● Exercise description
Print the line that has "Serialize everything readable" in it, then every remaining line of the data, exactly and without anything extra.

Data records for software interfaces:
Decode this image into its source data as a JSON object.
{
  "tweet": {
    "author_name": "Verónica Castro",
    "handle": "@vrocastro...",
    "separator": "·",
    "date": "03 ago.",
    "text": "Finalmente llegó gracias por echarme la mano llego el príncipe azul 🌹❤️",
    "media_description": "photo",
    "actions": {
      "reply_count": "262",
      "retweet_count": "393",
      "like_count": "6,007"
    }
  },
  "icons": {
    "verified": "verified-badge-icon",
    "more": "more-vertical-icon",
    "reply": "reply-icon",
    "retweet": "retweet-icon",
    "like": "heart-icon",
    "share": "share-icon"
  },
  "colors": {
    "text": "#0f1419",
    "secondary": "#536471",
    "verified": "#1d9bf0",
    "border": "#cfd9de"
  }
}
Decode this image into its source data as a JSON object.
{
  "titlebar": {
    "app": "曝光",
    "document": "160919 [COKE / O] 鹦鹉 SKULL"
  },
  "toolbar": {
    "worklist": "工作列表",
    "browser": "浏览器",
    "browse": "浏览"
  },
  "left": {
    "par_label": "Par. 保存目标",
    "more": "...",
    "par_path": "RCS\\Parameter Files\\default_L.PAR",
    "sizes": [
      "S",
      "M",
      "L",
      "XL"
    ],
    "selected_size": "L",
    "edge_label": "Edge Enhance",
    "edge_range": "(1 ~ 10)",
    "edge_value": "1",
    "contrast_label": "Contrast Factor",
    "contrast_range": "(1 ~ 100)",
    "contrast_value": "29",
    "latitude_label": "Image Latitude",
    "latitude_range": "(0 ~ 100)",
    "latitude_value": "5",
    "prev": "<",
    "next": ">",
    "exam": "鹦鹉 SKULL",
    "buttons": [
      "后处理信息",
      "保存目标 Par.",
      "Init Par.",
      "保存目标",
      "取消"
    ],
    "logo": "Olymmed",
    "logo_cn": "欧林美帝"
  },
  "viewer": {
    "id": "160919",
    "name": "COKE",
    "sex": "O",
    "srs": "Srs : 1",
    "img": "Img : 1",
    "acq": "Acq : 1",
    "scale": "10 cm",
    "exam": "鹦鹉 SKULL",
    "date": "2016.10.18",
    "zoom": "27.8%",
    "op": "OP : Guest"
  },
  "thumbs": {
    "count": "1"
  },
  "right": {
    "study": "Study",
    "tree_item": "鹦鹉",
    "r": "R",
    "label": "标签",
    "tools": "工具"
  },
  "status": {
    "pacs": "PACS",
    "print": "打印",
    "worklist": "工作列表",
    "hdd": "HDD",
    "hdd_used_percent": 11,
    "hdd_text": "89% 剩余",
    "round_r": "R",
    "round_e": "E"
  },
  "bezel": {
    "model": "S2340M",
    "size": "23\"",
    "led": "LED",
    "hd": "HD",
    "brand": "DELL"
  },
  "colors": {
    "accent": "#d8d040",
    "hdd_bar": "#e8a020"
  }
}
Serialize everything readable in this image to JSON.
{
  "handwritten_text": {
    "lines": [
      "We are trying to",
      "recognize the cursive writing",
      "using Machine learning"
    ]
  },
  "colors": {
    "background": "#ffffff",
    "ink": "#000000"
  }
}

● Exercise solution
Serialize everything readable in this image to JSON.
{
  "handwritten_text": {
    "lines": [
      "We are trying to",
      "recognize the cursive writing",
      "using Machine learning"
    ]
  },
  "colors": {
    "background": "#ffffff",
    "ink": "#000000"
  }
}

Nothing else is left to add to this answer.